Zirconium diboride (ZrB2) is a highly covalent refractory ceramic material with a hexagonal crystal structure. ZrB2 is an ultra high temperature ceramic (UHTC) with a melting point of 3246 °C. This along with its relatively low density of ~6.09 g/cm3 (measured density may be higher due to hafnium impurities) and good high temperature strength makes it a candidate for high temperature aerospace applications such as hypersonic flight or rocket propulsion systems. It is an unusual ceramic, having relatively high thermal and electrical conductivities, properties it shares with isostructural titanium diboride and hafnium diboride.
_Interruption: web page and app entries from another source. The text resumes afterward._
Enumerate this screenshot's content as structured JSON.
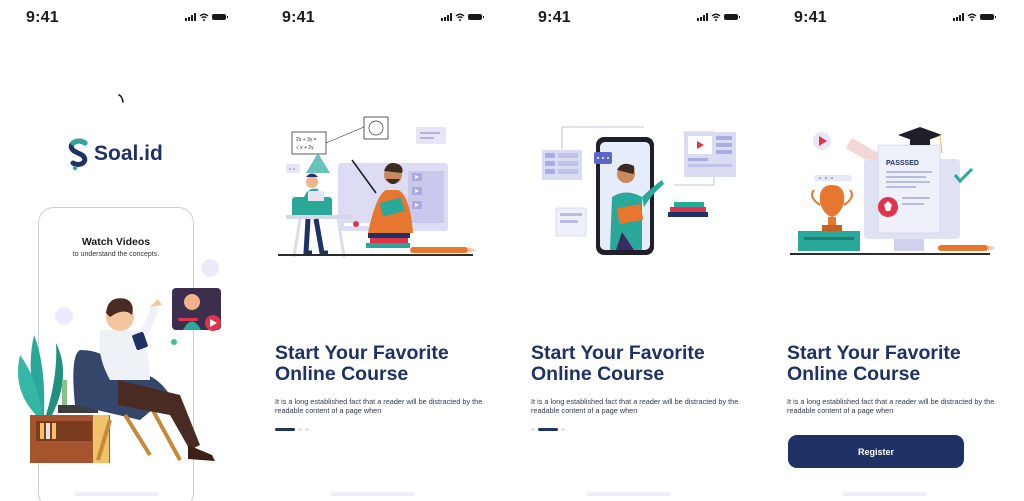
{
  "status": {
    "time": "9:41"
  },
  "splash": {
    "logo_text": "Soal.id",
    "phone_title": "Watch Videos",
    "phone_subtitle": "to understand the concepts."
  },
  "onboarding": {
    "title_line1": "Start Your Favorite",
    "title_line2": "Online Course",
    "description": "It is a long established fact that a reader will be distracted by the readable content of a page when"
  },
  "illustration": {
    "formula_line1": "2x + 3y =",
    "formula_line2": "√ x + 2y",
    "passed_label": "PASSSED"
  },
  "register": {
    "label": "Register"
  },
  "pagination": {
    "screen2_active": 0,
    "screen3_active": 1
  },
  "colors": {
    "primary": "#1f3266",
    "accent_orange": "#e7762e",
    "accent_green": "#2aa89a",
    "accent_red": "#e0344a"
  }
}
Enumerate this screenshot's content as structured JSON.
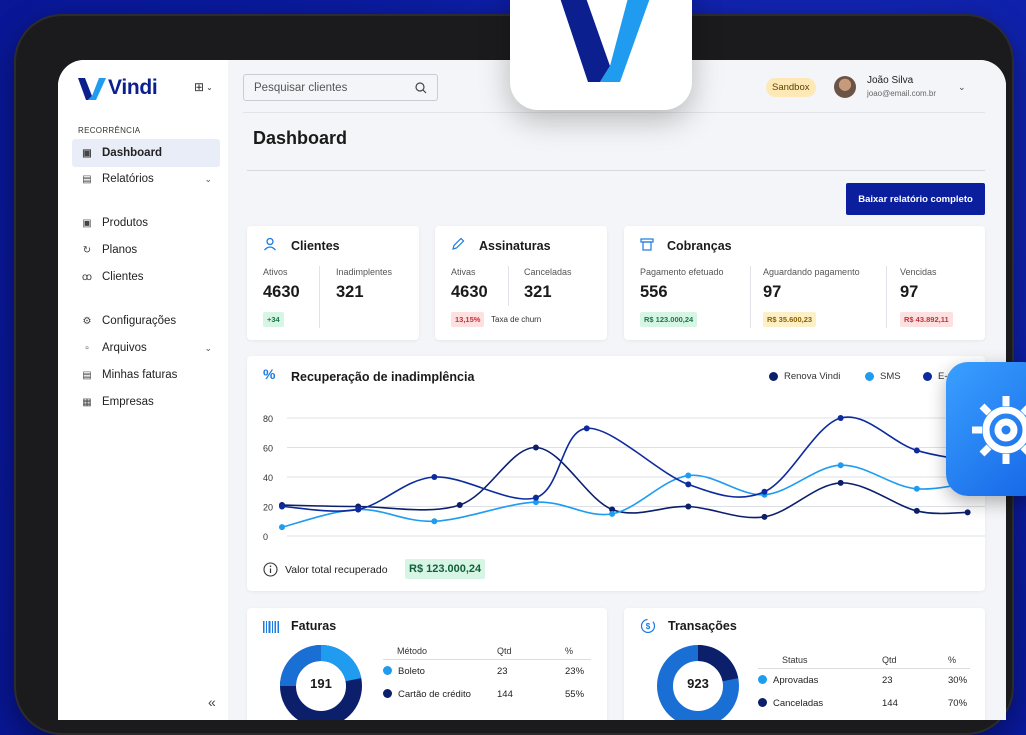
{
  "brand": {
    "name": "Vindi"
  },
  "sidebar": {
    "section": "RECORRÊNCIA",
    "items": [
      {
        "label": "Dashboard",
        "icon": "dashboard-icon",
        "active": true
      },
      {
        "label": "Relatórios",
        "icon": "report-icon",
        "chevron": true
      },
      {
        "label": "Produtos",
        "icon": "box-icon"
      },
      {
        "label": "Planos",
        "icon": "cycle-icon"
      },
      {
        "label": "Clientes",
        "icon": "users-icon"
      },
      {
        "label": "Configurações",
        "icon": "gear-icon"
      },
      {
        "label": "Arquivos",
        "icon": "file-icon",
        "chevron": true
      },
      {
        "label": "Minhas faturas",
        "icon": "invoice-icon"
      },
      {
        "label": "Empresas",
        "icon": "building-icon"
      }
    ],
    "collapse_glyph": "«"
  },
  "header": {
    "search_placeholder": "Pesquisar clientes",
    "env_badge": "Sandbox",
    "user_name": "João Silva",
    "user_email": "joao@email.com.br"
  },
  "page": {
    "title": "Dashboard",
    "download_label": "Baixar relatório completo"
  },
  "cards": {
    "clientes": {
      "title": "Clientes",
      "ativos_label": "Ativos",
      "ativos": "4630",
      "inad_label": "Inadimplentes",
      "inad": "321",
      "delta": "+34"
    },
    "assinaturas": {
      "title": "Assinaturas",
      "ativas_label": "Ativas",
      "ativas": "4630",
      "canc_label": "Canceladas",
      "canc": "321",
      "churn_pct": "13,15%",
      "churn_label": "Taxa de churn"
    },
    "cobrancas": {
      "title": "Cobranças",
      "pago_label": "Pagamento efetuado",
      "pago": "556",
      "pago_val": "R$ 123.000,24",
      "aguard_label": "Aguardando pagamento",
      "aguard": "97",
      "aguard_val": "R$ 35.600,23",
      "venc_label": "Vencidas",
      "venc": "97",
      "venc_val": "R$ 43.892,11"
    }
  },
  "recuperacao": {
    "title": "Recuperação de inadimplência",
    "total_label": "Valor total recuperado",
    "total_value": "R$ 123.000,24"
  },
  "chart_data": {
    "type": "line",
    "x": [
      1,
      2,
      3,
      4,
      5,
      6,
      7,
      8,
      9,
      10,
      11,
      12,
      13,
      14,
      15,
      16,
      17,
      18,
      19,
      20,
      21,
      22,
      23,
      24,
      25,
      26,
      27,
      28,
      29
    ],
    "ylim": [
      0,
      80
    ],
    "yticks": [
      0,
      20,
      40,
      60,
      80
    ],
    "grid": true,
    "legend_position": "top-right",
    "series": [
      {
        "name": "Renova Vindi",
        "color": "#0b1f6b",
        "points": [
          [
            1,
            21
          ],
          [
            4,
            20
          ],
          [
            8,
            21
          ],
          [
            11,
            60
          ],
          [
            14,
            18
          ],
          [
            17,
            20
          ],
          [
            20,
            13
          ],
          [
            23,
            36
          ],
          [
            26,
            17
          ],
          [
            28,
            16
          ]
        ]
      },
      {
        "name": "SMS",
        "color": "#1f9bf0",
        "points": [
          [
            1,
            6
          ],
          [
            4,
            18
          ],
          [
            7,
            10
          ],
          [
            11,
            23
          ],
          [
            14,
            15
          ],
          [
            17,
            41
          ],
          [
            20,
            28
          ],
          [
            23,
            48
          ],
          [
            26,
            32
          ],
          [
            29,
            40
          ]
        ]
      },
      {
        "name": "E-mail",
        "color": "#0d2a9e",
        "points": [
          [
            1,
            20
          ],
          [
            4,
            18
          ],
          [
            7,
            40
          ],
          [
            11,
            26
          ],
          [
            13,
            73
          ],
          [
            17,
            35
          ],
          [
            20,
            30
          ],
          [
            23,
            80
          ],
          [
            26,
            58
          ],
          [
            29,
            49
          ]
        ]
      }
    ]
  },
  "faturas": {
    "title": "Faturas",
    "total": "191",
    "headers": [
      "Método",
      "Qtd",
      "%"
    ],
    "rows": [
      {
        "label": "Boleto",
        "qtd": "23",
        "pct": "23%",
        "color": "#1f9bf0"
      },
      {
        "label": "Cartão de crédito",
        "qtd": "144",
        "pct": "55%",
        "color": "#0b1f6b"
      }
    ]
  },
  "transacoes": {
    "title": "Transações",
    "total": "923",
    "headers": [
      "Status",
      "Qtd",
      "%"
    ],
    "rows": [
      {
        "label": "Aprovadas",
        "qtd": "23",
        "pct": "30%",
        "color": "#1f9bf0"
      },
      {
        "label": "Canceladas",
        "qtd": "144",
        "pct": "70%",
        "color": "#0b1f6b"
      }
    ]
  }
}
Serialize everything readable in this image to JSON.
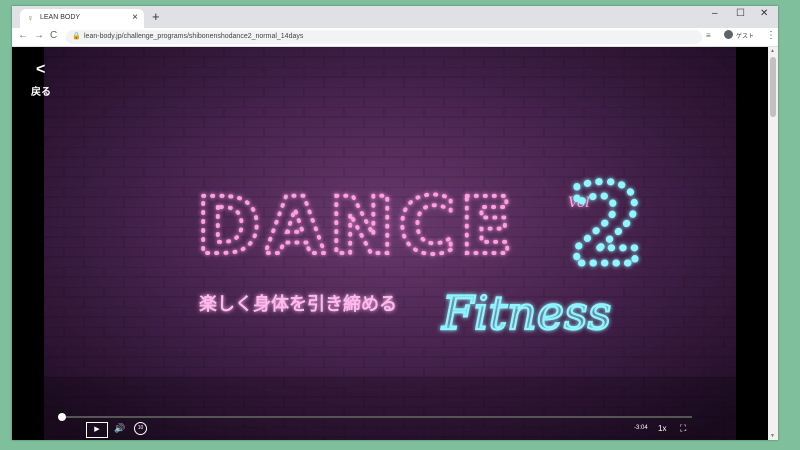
{
  "browser": {
    "tab_title": "LEAN BODY",
    "new_tab_glyph": "+",
    "close_glyph": "×",
    "url": "lean-body.jp/challenge_programs/shibonenshodance2_normal_14days",
    "profile_label": "ゲスト",
    "window_controls": {
      "minimize": "–",
      "maximize": "☐",
      "close": "✕"
    },
    "nav": {
      "back": "←",
      "forward": "→",
      "reload": "C"
    }
  },
  "page": {
    "back_icon": "<",
    "back_label": "戻る"
  },
  "video": {
    "title_main": "DANCE",
    "vol_label": "Vol",
    "vol_number": "2",
    "subtitle_jp": "楽しく身体を引き締める",
    "subtitle_script": "Fitness",
    "colors": {
      "neon_pink": "#ff9fe0",
      "neon_cyan": "#8ff5ff",
      "neon_yellow": "#ffe066",
      "wall": "#3a1a3f"
    }
  },
  "player": {
    "play_glyph": "▶",
    "volume_glyph": "🔊",
    "skip_label": "10",
    "time_remaining": "-3:04",
    "speed_label": "1x",
    "fullscreen_glyph": "⛶",
    "progress_fraction": 0.005
  }
}
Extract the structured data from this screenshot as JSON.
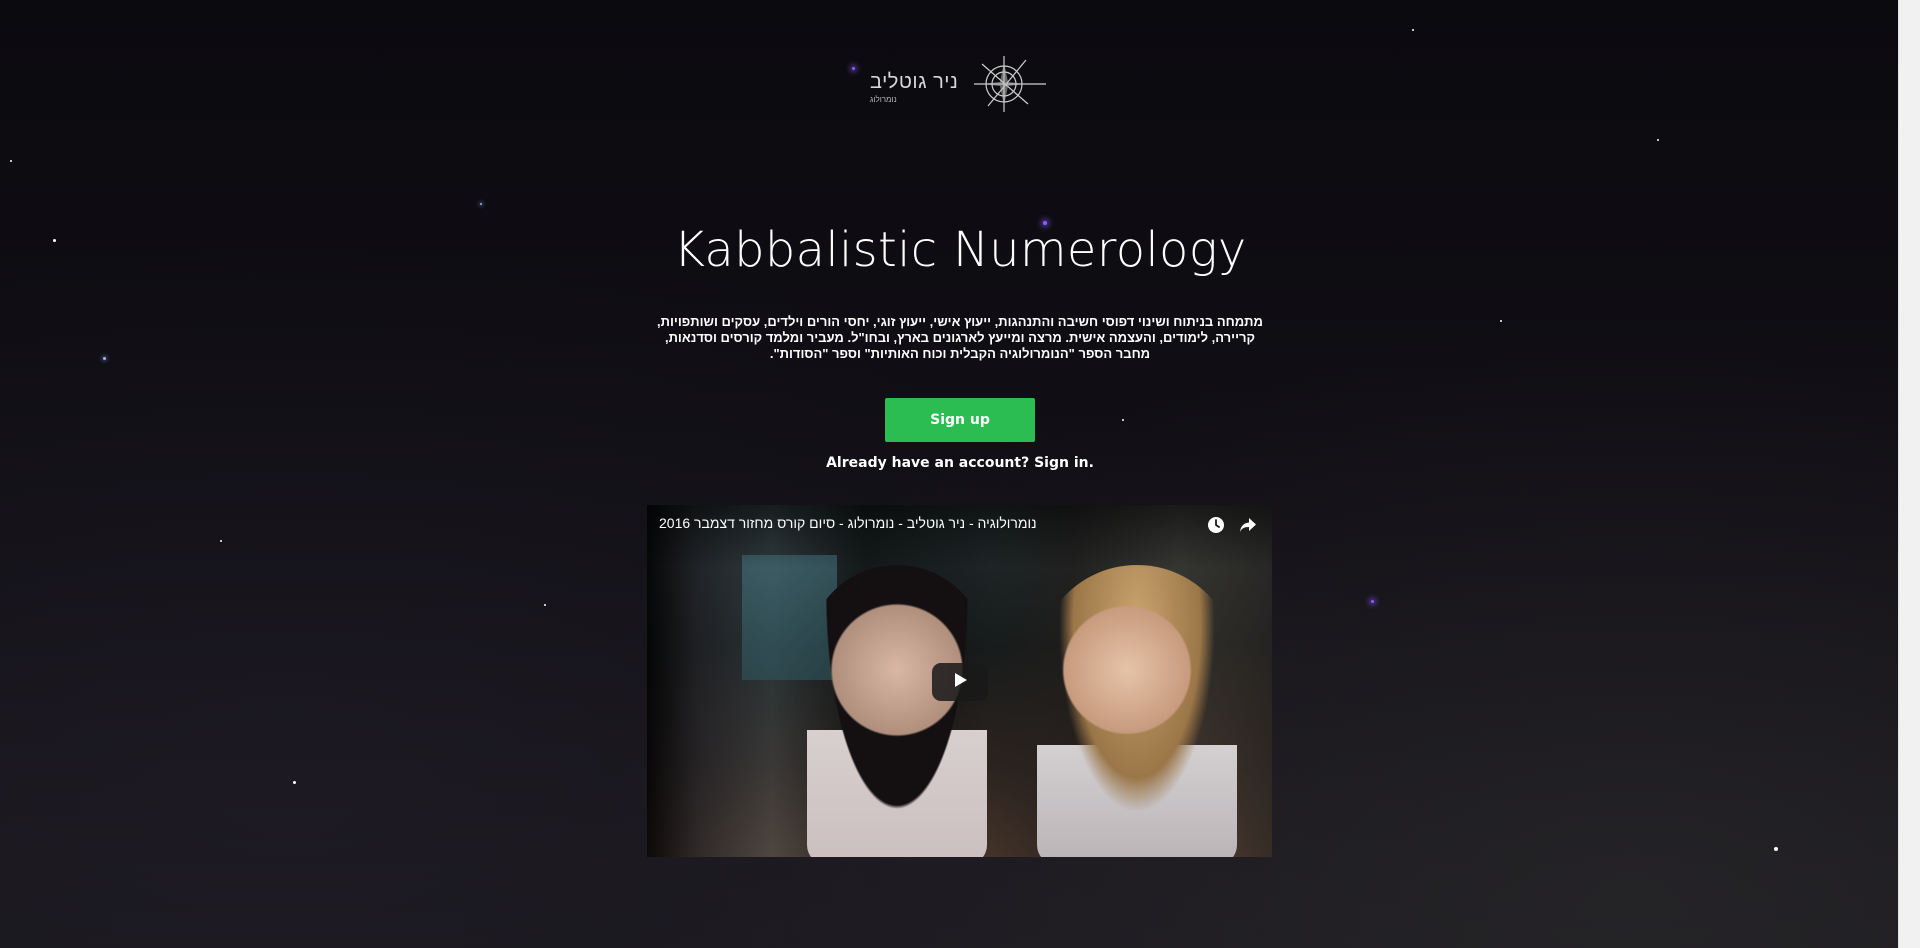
{
  "colors": {
    "accent": "#2bbd52",
    "background": "#0d0b10",
    "text": "#ffffff"
  },
  "logo": {
    "name": "ניר גוטליב",
    "subtitle": "נומרולוג",
    "icon": "compass-icon"
  },
  "hero": {
    "title": "Kabbalistic Numerology",
    "description": "מתמחה בניתוח ושינוי דפוסי חשיבה והתנהגות, ייעוץ אישי, ייעוץ זוגי, יחסי הורים וילדים, עסקים ושותפויות, קריירה, לימודים, והעצמה אישית. מרצה ומייעץ לארגונים בארץ, ובחו\"ל. מעביר ומלמד קורסים וסדנאות, מחבר הספר \"הנומרולוגיה הקבלית וכוח האותיות\" וספר \"הסודות\"."
  },
  "actions": {
    "signup_label": "Sign up",
    "signin_text": "Already have an account? Sign in."
  },
  "video": {
    "title": "נומרולוגיה - ניר גוטליב - נומרולוג - סיום קורס מחזור דצמבר 2016",
    "icons": [
      "watch-later-icon",
      "share-icon",
      "play-icon"
    ]
  }
}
ZrB2 parts are usually hot pressed (pressure applied to the heated powder) and then machined to shape. Sintering of ZrB2 is hindered by the material’s covalent nature and presence of surface oxides which increase grain coarsening before densification during sintering. Pressureless sintering of ZrB2 is possible with sintering additives such as boron carbide and carbon which react with the surface oxides to increase the driving force for sintering but mechanical properties are degraded compared to hot pressed ZrB2.